The Air Force is eyeing a possible fix: Adding encryption devices to payloads to protect them from tampering or hacking even if the satellite that hosts them comes under attack.

Al Tadros, vice president of space infrastructure and civil space at SSL. Credit: SSL
Al Tadros, vice president of space infrastructure and civil space at SSL. Credit: SSL

To test the concept, the U.S. Air Force Space and Missile Systems Center has contracted Innoflight, a business that specializes in cybersecurity for space systems. The company in turn signed a contract with the commercial satellite firm SSL to develop a high-fidelity simulation environment for testing the security of hosted payloads on commercial satellites.

Al Tadros, vice president of space infrastructure and civil space at SSL, said this project presents a “major opportunity” for the government to increase the use of commercial space technology and also meet the military’s stringent cybersecurity requirements. Hosting payloads on commercial satellites gives the government cheaper and faster access to space.

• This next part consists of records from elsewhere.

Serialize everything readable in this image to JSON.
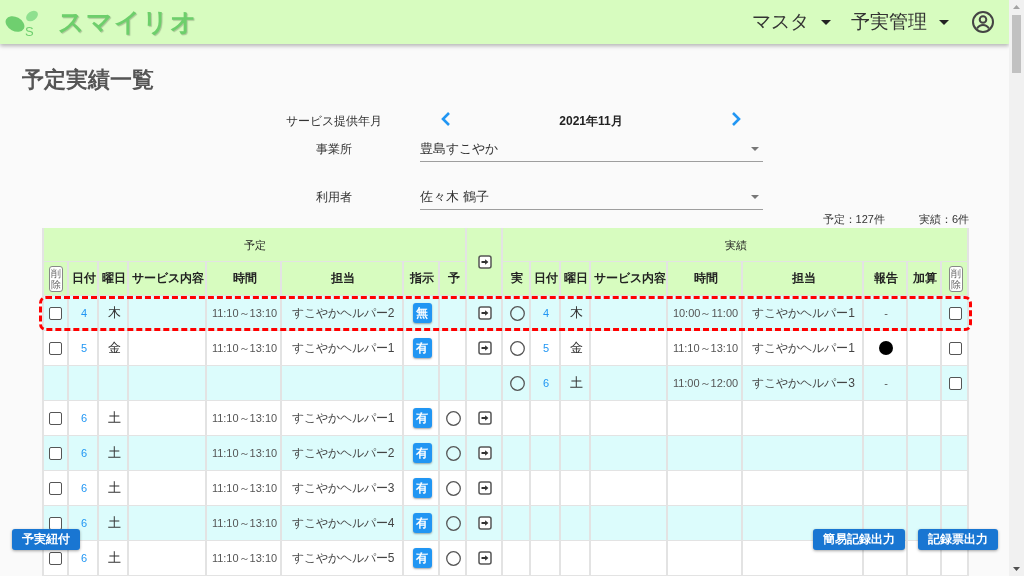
{
  "header": {
    "logo": {
      "mark": "S",
      "name": "スマイリオ"
    },
    "menus": [
      {
        "label": "マスタ"
      },
      {
        "label": "予実管理"
      }
    ]
  },
  "title": "予定実績一覧",
  "filters": {
    "month": {
      "label": "サービス提供年月",
      "value": "2021年11月"
    },
    "fields": [
      {
        "label": "事業所",
        "value": "豊島すこやか"
      },
      {
        "label": "利用者",
        "value": "佐々木 鶴子"
      }
    ]
  },
  "counts": [
    "予定：127件",
    "実績：6件"
  ],
  "table": {
    "groups": [
      "予定",
      "実績"
    ],
    "plan_columns": [
      {
        "kind": "delete",
        "label": "削除"
      },
      {
        "kind": "text",
        "label": "日付"
      },
      {
        "kind": "text",
        "label": "曜日"
      },
      {
        "kind": "text",
        "label": "サービス内容"
      },
      {
        "kind": "text",
        "label": "時間"
      },
      {
        "kind": "text",
        "label": "担当"
      },
      {
        "kind": "text",
        "label": "指示"
      },
      {
        "kind": "text",
        "label": "予"
      }
    ],
    "actual_columns": [
      {
        "kind": "text",
        "label": "実"
      },
      {
        "kind": "text",
        "label": "日付"
      },
      {
        "kind": "text",
        "label": "曜日"
      },
      {
        "kind": "text",
        "label": "サービス内容"
      },
      {
        "kind": "text",
        "label": "時間"
      },
      {
        "kind": "text",
        "label": "担当"
      },
      {
        "kind": "text",
        "label": "報告"
      },
      {
        "kind": "text",
        "label": "加算"
      },
      {
        "kind": "delete",
        "label": "削除"
      }
    ],
    "rows": [
      {
        "highlighted": true,
        "plan": {
          "checked": false,
          "date": "4",
          "weekday": "木",
          "time": "11:10～13:10",
          "staff": "すこやかヘルパー2",
          "instruction": "無",
          "circle": false
        },
        "transfer": true,
        "actual": {
          "circle": true,
          "date": "4",
          "weekday": "木",
          "time": "10:00～11:00",
          "staff": "すこやかヘルパー1",
          "report": {
            "kind": "text",
            "text": "-"
          },
          "checked": false
        }
      },
      {
        "highlighted": false,
        "plan": {
          "checked": false,
          "date": "5",
          "weekday": "金",
          "time": "11:10～13:10",
          "staff": "すこやかヘルパー1",
          "instruction": "有",
          "circle": false
        },
        "transfer": true,
        "actual": {
          "circle": true,
          "date": "5",
          "weekday": "金",
          "time": "11:10～13:10",
          "staff": "すこやかヘルパー1",
          "report": {
            "kind": "dot"
          },
          "checked": false
        }
      },
      {
        "highlighted": false,
        "transfer": false,
        "actual": {
          "circle": true,
          "date": "6",
          "weekday": "土",
          "time": "11:00～12:00",
          "staff": "すこやかヘルパー3",
          "report": {
            "kind": "text",
            "text": "-"
          },
          "checked": false
        }
      },
      {
        "highlighted": false,
        "plan": {
          "checked": false,
          "date": "6",
          "weekday": "土",
          "time": "11:10～13:10",
          "staff": "すこやかヘルパー1",
          "instruction": "有",
          "circle": true
        },
        "transfer": true
      },
      {
        "highlighted": false,
        "plan": {
          "checked": false,
          "date": "6",
          "weekday": "土",
          "time": "11:10～13:10",
          "staff": "すこやかヘルパー2",
          "instruction": "有",
          "circle": true
        },
        "transfer": true
      },
      {
        "highlighted": false,
        "plan": {
          "checked": false,
          "date": "6",
          "weekday": "土",
          "time": "11:10～13:10",
          "staff": "すこやかヘルパー3",
          "instruction": "有",
          "circle": true
        },
        "transfer": true
      },
      {
        "highlighted": false,
        "plan": {
          "checked": false,
          "date": "6",
          "weekday": "土",
          "time": "11:10～13:10",
          "staff": "すこやかヘルパー4",
          "instruction": "有",
          "circle": true
        },
        "transfer": true
      },
      {
        "highlighted": false,
        "plan": {
          "checked": false,
          "date": "6",
          "weekday": "土",
          "time": "11:10～13:10",
          "staff": "すこやかヘルパー5",
          "instruction": "有",
          "circle": true
        },
        "transfer": true
      }
    ]
  },
  "buttons": [
    "予実紐付",
    "簡易記録出力",
    "記録票出力"
  ]
}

“The government wants a level of security for payloads that are hosted on commercial satellites,” Tadros said Sept. 19 in an interview with SpaceNews. “It’s a reasonable thing. But it hasn’t been developed previously.”

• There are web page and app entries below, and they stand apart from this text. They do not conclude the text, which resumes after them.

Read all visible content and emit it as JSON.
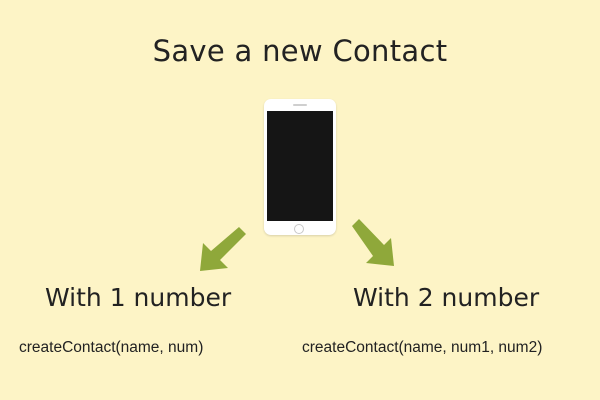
{
  "background_color": "#fdf4c6",
  "arrow_color": "#8fa83a",
  "title": "Save a new Contact",
  "phone": {
    "icon": "smartphone-icon",
    "body_color": "#ffffff",
    "screen_color": "#151515"
  },
  "branches": [
    {
      "label": "With 1 number",
      "code": "createContact(name, num)",
      "arrow_icon": "arrow-down-left-icon"
    },
    {
      "label": "With 2 number",
      "code": "createContact(name, num1, num2)",
      "arrow_icon": "arrow-down-right-icon"
    }
  ]
}
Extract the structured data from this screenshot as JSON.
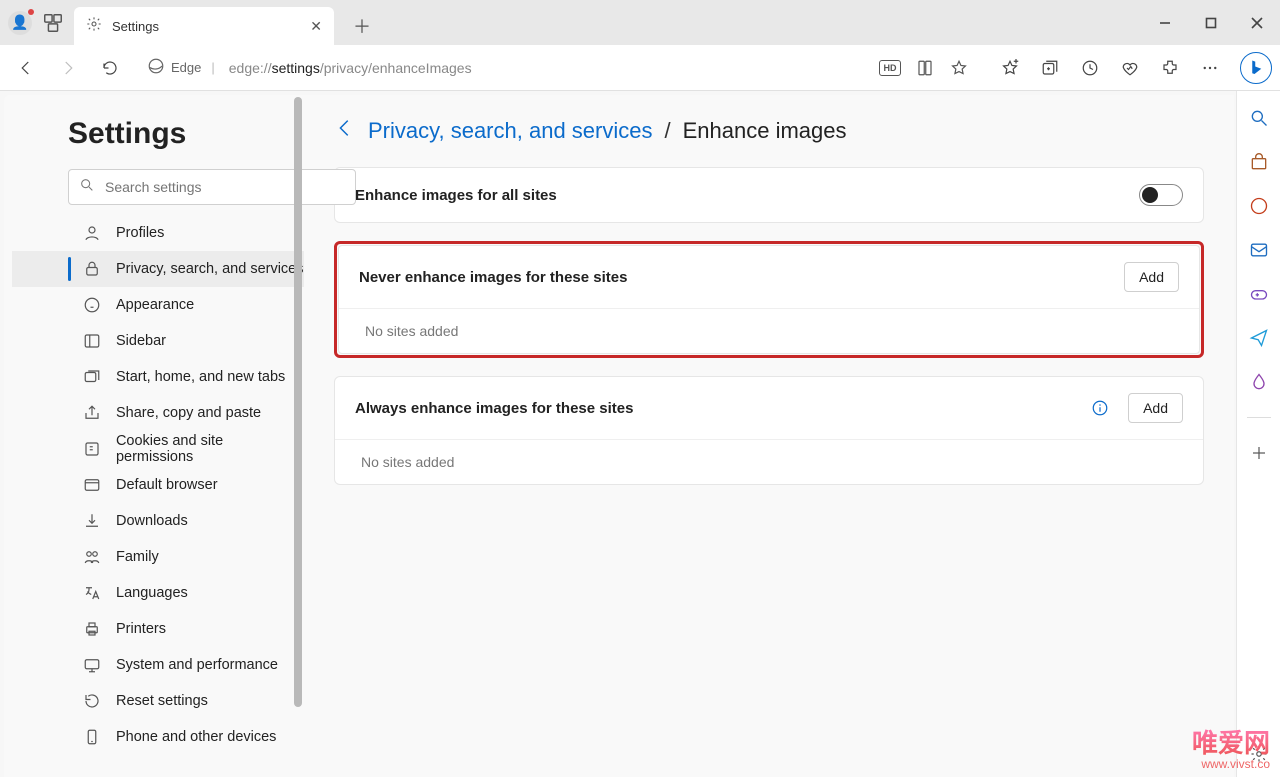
{
  "window": {
    "tab_title": "Settings",
    "url_prefix": "edge://",
    "url_bold": "settings",
    "url_suffix": "/privacy/enhanceImages",
    "edge_label": "Edge"
  },
  "settings": {
    "title": "Settings",
    "search_placeholder": "Search settings",
    "nav": {
      "profiles": "Profiles",
      "privacy": "Privacy, search, and services",
      "appearance": "Appearance",
      "sidebar": "Sidebar",
      "start": "Start, home, and new tabs",
      "share": "Share, copy and paste",
      "cookies": "Cookies and site permissions",
      "default_browser": "Default browser",
      "downloads": "Downloads",
      "family": "Family",
      "languages": "Languages",
      "printers": "Printers",
      "system": "System and performance",
      "reset": "Reset settings",
      "phone": "Phone and other devices"
    }
  },
  "content": {
    "breadcrumb_parent": "Privacy, search, and services",
    "breadcrumb_sep": "/",
    "breadcrumb_current": "Enhance images",
    "card_all_sites": "Enhance images for all sites",
    "card_never": {
      "title": "Never enhance images for these sites",
      "add": "Add",
      "empty": "No sites added"
    },
    "card_always": {
      "title": "Always enhance images for these sites",
      "add": "Add",
      "empty": "No sites added"
    }
  },
  "watermark": {
    "brand": "唯爱网",
    "url": "www.vivst.co"
  }
}
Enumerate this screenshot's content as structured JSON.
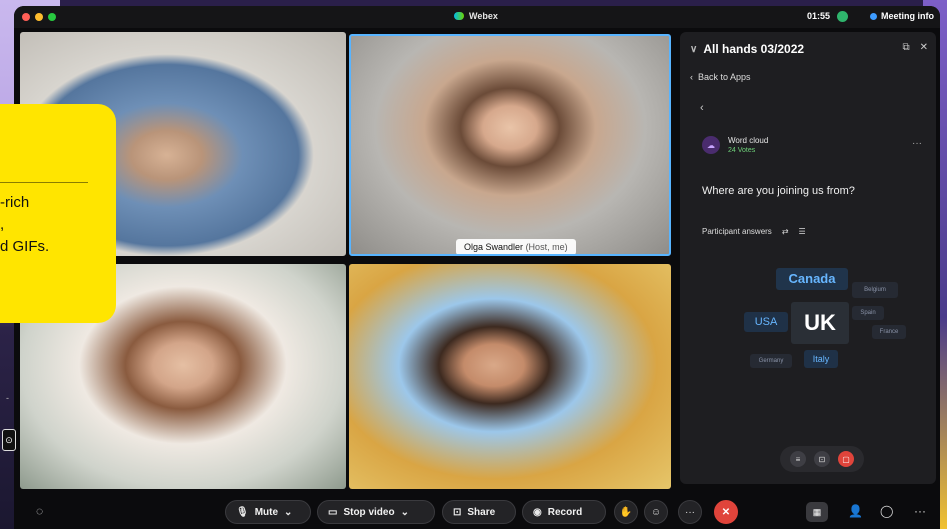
{
  "window": {
    "app_title": "Webex",
    "clock": "01:55",
    "meeting_info": "Meeting info"
  },
  "video": {
    "host_name": "Olga Swandler",
    "host_role": "(Host, me)"
  },
  "panel": {
    "title": "All hands 03/2022",
    "back_label": "Back to Apps",
    "word_cloud_title": "Word cloud",
    "votes": "24 Votes",
    "question": "Where are you joining us from?",
    "answers_label": "Participant answers",
    "words": [
      "Canada",
      "Belgium",
      "USA",
      "UK",
      "Spain",
      "France",
      "Germany",
      "Italy"
    ]
  },
  "toolbar": {
    "mute": "Mute",
    "stop_video": "Stop video",
    "share": "Share",
    "record": "Record"
  },
  "promo": {
    "line1": "-rich",
    "line2": ",",
    "line3": "d GIFs."
  },
  "colors": {
    "accent_blue": "#58b4ff",
    "end_call_red": "#e0443b",
    "promo_yellow": "#ffe500",
    "votes_green": "#6fd27a"
  }
}
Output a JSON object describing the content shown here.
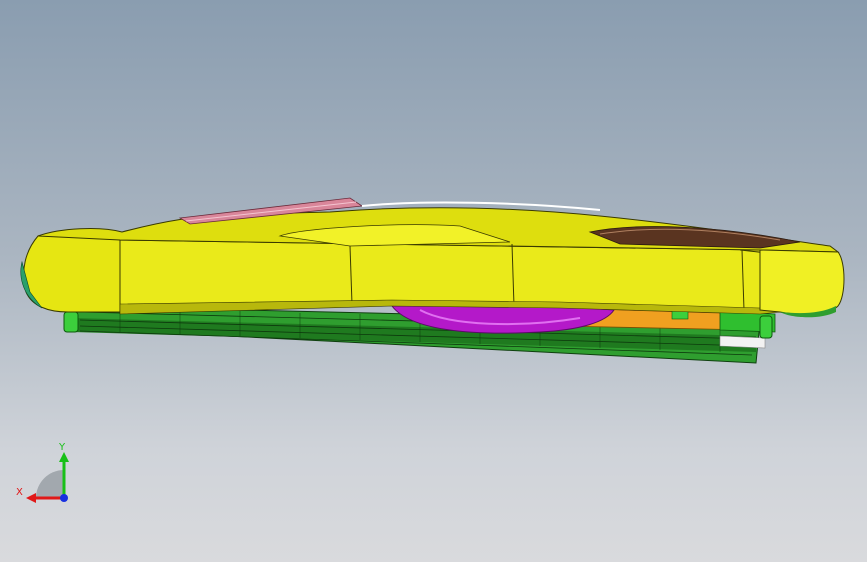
{
  "viewport": {
    "background_top": "#8a9db0",
    "background_bottom": "#d9dadd"
  },
  "model": {
    "parts": [
      "housing-shell",
      "top-trim-strip",
      "circuit-board",
      "motor-dome",
      "bracket",
      "mounting-clips"
    ],
    "colors": {
      "housing": "#eaea1a",
      "housing_dark": "#b8b80c",
      "trim": "#d9869a",
      "board": "#2f9e2f",
      "board_dark": "#1c6b1c",
      "dome": "#b419c9",
      "bracket": "#f0a020",
      "clip": "#3ccf3c"
    }
  },
  "triad": {
    "x_label": "X",
    "y_label": "Y",
    "x_color": "#e01818",
    "y_color": "#18c018",
    "z_color": "#1830e0",
    "icon": "coordinate-triad-icon"
  }
}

The companies plan to show the Air Force in a digital simulation how an encryption device could be integrated into a commercial system.

Military officials worry about hostile attacks and want systems safeguarded from tampering or intrusions by hackers trying to gain access to data or redirect data. A more common problem is inadvertent interference, Tadros said, as when someone turns on a transmitter and accidentally disrupts a satellite signal. Regardless, finding a way to protect hosted payloads would be a major breakthrough for the Air Force.

“Security is one element of resilience, and hosted payloads are part of the solution for increased resilience,” said Tadros.

The possibility that enemy hackers could disable or jam U.S. satellite networks is becoming increasingly real as countries like Russia have shown it can be done.

“Many space observers wrongly assume that the main threat to U.S. satellites is some sort of direct kinetic attack. In fact, the most likely aggression would involve jamming or cyber assault on satellite signals and links that impede the ability of terrestrial users to access orbital assets,” said defense industry consultant Loren Thompson, of the Lexington Institute.

Air Force Secretary Heather Wilson noted that space was a “benign environment” up until about 10 years ago. “We must expect space to be a contested domain in any future high end conflict,” she said at the Air Force Air Space Cyber conference.

Intelligence agencies have warned that both Russia and China have aggressive programs to demonstrate capabilities to attack space assets. The tools to make malicious software or jamming devices to disrupt satellite signals also are becoming cheaper and more accessible.

In a recent report on Russia’s military capabilities, the U.S. Defense Intelligence Agency said Russia’s space program is “both formidable and in a state of rebuilding.” Russia has concluded that “gaining and maintaining supremacy in space has a decisive impact on the outcome of future conflicts,” the DIA report said.

Counterspace programs are being pursued by Russia, analysts said, to disrupt foreign military command-and-control or information networks because they are so critical to the fast-paced, high-tech conflicts that are more likely to be fought in the future.

The Organization for Security and Co-operation in Europe, an international conflict-monitoring group, has consistently reported that its drones watching the conflict in eastern Ukraine have been subject to military-grade GPS jamming.

Sandra Erwin writes about military space programs, policy, technology and the industry that supports this sector. She has covered the military, the Pentagon, Congress and the defense industry for nearly two decades as editor of NDIA’s National Defense...